■ What to produce ■
Work through the records below and copy every line that includes "business".

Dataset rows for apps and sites

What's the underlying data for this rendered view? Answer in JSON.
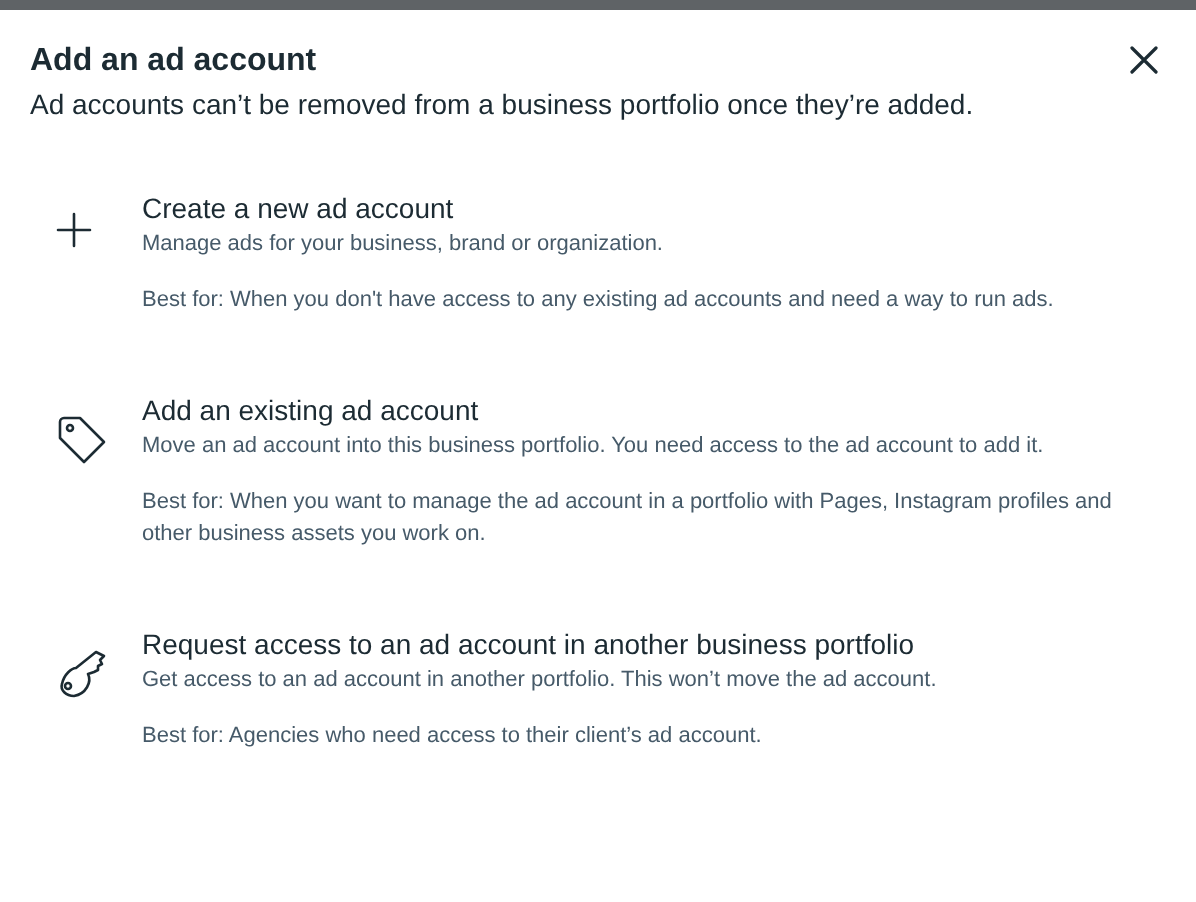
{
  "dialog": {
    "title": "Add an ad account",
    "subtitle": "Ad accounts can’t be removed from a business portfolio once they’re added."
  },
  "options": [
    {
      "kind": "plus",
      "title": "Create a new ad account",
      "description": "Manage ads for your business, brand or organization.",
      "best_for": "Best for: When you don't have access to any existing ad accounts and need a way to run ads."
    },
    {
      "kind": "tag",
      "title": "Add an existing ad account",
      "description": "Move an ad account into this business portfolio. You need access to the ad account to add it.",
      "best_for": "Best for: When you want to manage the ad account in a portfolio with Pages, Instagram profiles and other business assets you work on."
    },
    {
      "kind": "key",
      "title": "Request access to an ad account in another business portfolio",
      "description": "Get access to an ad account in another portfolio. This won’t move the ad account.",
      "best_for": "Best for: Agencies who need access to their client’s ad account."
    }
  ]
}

■ Completed exercise ■
    "subtitle": "Ad accounts can’t be removed from a business portfolio once they’re added."
      "description": "Manage ads for your business, brand or organization.",
      "description": "Move an ad account into this business portfolio. You need access to the ad account to add it.",
      "best_for": "Best for: When you want to manage the ad account in a portfolio with Pages, Instagram profiles and other business assets you work on."
      "title": "Request access to an ad account in another business portfolio",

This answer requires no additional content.